PROBLEM DESCRIPTION:
The answer must be one number: how many lines in the records below contain the word "takes".

GIVEN DATA:

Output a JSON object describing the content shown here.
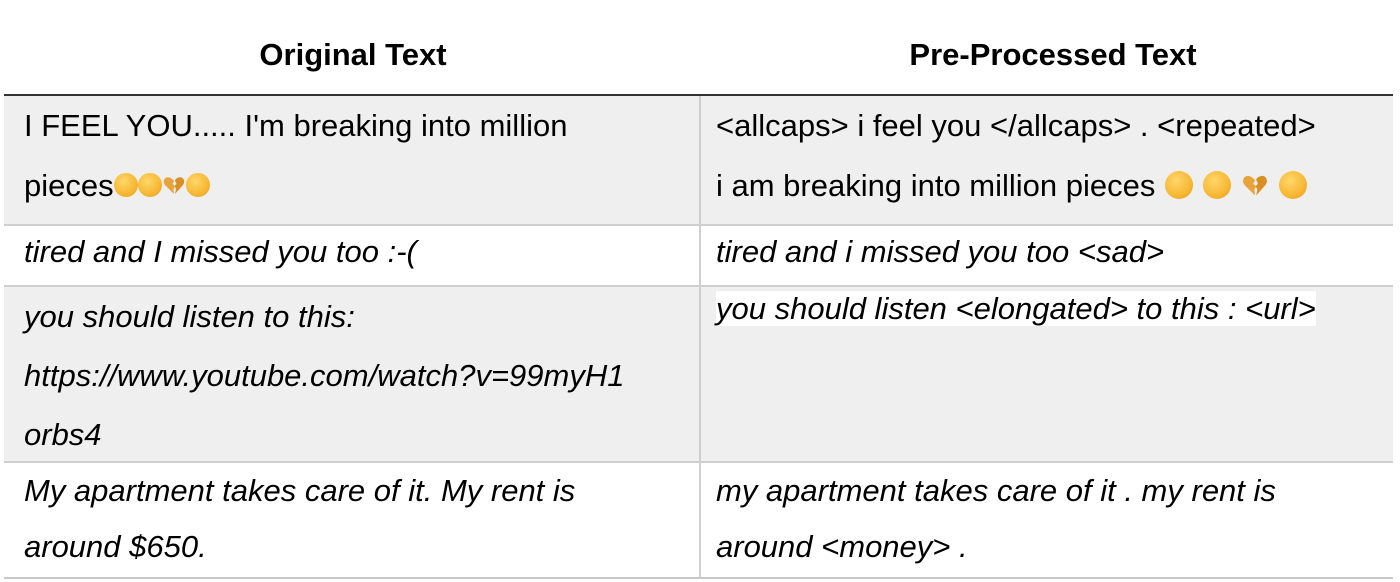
{
  "header": {
    "left": "Original Text",
    "right": "Pre-Processed Text"
  },
  "rows": [
    {
      "original_line1": "I FEEL YOU..... I'm breaking into million",
      "original_line2": "pieces",
      "processed_line1": "<allcaps> i feel you </allcaps> . <repeated>",
      "processed_line2": "i am breaking into million pieces"
    },
    {
      "original": "tired and I missed you too :-(",
      "processed": "tired and i missed you too <sad>"
    },
    {
      "original_line1": "you should listen to this:",
      "original_line2": "https://www.youtube.com/watch?v=99myH1",
      "original_line3": "orbs4",
      "processed": "you should listen <elongated> to this : <url>"
    },
    {
      "original_line1": "My apartment takes care of it. My rent is",
      "original_line2": "around $650.",
      "processed_line1": "my apartment takes care of it . my rent is",
      "processed_line2": "around <money> ."
    }
  ],
  "emojis": [
    "frowning-face-emoji",
    "crying-face-emoji",
    "broken-heart-emoji",
    "disappointed-face-emoji"
  ],
  "colors": {
    "row_shade": "#efefef",
    "emoji_yellow": "#f7b733",
    "heart": "#e8a33a"
  }
}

WRITTEN RESPONSE:
2